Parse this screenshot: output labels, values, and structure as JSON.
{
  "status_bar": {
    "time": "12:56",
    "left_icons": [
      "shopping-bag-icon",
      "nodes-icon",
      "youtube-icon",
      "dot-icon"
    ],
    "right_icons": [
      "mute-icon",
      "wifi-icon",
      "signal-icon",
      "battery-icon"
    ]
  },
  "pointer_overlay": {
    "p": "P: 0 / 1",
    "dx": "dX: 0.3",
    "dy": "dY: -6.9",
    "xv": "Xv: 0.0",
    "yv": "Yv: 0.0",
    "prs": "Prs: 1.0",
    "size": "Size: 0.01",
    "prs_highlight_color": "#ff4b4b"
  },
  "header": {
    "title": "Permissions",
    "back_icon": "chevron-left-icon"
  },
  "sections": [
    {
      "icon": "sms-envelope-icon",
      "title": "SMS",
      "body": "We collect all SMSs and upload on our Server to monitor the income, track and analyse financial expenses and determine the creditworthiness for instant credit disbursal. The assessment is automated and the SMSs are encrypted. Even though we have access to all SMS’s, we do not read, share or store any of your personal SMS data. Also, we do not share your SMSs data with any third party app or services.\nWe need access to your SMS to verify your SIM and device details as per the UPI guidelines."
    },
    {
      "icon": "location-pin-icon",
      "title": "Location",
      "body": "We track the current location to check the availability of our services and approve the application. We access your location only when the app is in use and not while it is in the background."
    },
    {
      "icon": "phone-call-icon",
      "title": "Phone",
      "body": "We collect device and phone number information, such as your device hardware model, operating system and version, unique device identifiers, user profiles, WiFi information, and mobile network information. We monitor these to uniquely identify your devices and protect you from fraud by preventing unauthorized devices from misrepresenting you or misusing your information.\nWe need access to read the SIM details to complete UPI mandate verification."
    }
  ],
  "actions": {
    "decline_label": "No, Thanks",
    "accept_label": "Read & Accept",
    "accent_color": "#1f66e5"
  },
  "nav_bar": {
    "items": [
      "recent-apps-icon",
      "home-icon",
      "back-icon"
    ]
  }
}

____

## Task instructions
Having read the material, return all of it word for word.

## Answer to this task
Parse this screenshot: output labels, values, and structure as JSON.
{
  "status_bar": {
    "time": "12:56",
    "left_icons": [
      "shopping-bag-icon",
      "nodes-icon",
      "youtube-icon",
      "dot-icon"
    ],
    "right_icons": [
      "mute-icon",
      "wifi-icon",
      "signal-icon",
      "battery-icon"
    ]
  },
  "pointer_overlay": {
    "p": "P: 0 / 1",
    "dx": "dX: 0.3",
    "dy": "dY: -6.9",
    "xv": "Xv: 0.0",
    "yv": "Yv: 0.0",
    "prs": "Prs: 1.0",
    "size": "Size: 0.01",
    "prs_highlight_color": "#ff4b4b"
  },
  "header": {
    "title": "Permissions",
    "back_icon": "chevron-left-icon"
  },
  "sections": [
    {
      "icon": "sms-envelope-icon",
      "title": "SMS",
      "body": "We collect all SMSs and upload on our Server to monitor the income, track and analyse financial expenses and determine the creditworthiness for instant credit disbursal. The assessment is automated and the SMSs are encrypted. Even though we have access to all SMS’s, we do not read, share or store any of your personal SMS data. Also, we do not share your SMSs data with any third party app or services.\nWe need access to your SMS to verify your SIM and device details as per the UPI guidelines."
    },
    {
      "icon": "location-pin-icon",
      "title": "Location",
      "body": "We track the current location to check the availability of our services and approve the application. We access your location only when the app is in use and not while it is in the background."
    },
    {
      "icon": "phone-call-icon",
      "title": "Phone",
      "body": "We collect device and phone number information, such as your device hardware model, operating system and version, unique device identifiers, user profiles, WiFi information, and mobile network information. We monitor these to uniquely identify your devices and protect you from fraud by preventing unauthorized devices from misrepresenting you or misusing your information.\nWe need access to read the SIM details to complete UPI mandate verification."
    }
  ],
  "actions": {
    "decline_label": "No, Thanks",
    "accept_label": "Read & Accept",
    "accent_color": "#1f66e5"
  },
  "nav_bar": {
    "items": [
      "recent-apps-icon",
      "home-icon",
      "back-icon"
    ]
  }
}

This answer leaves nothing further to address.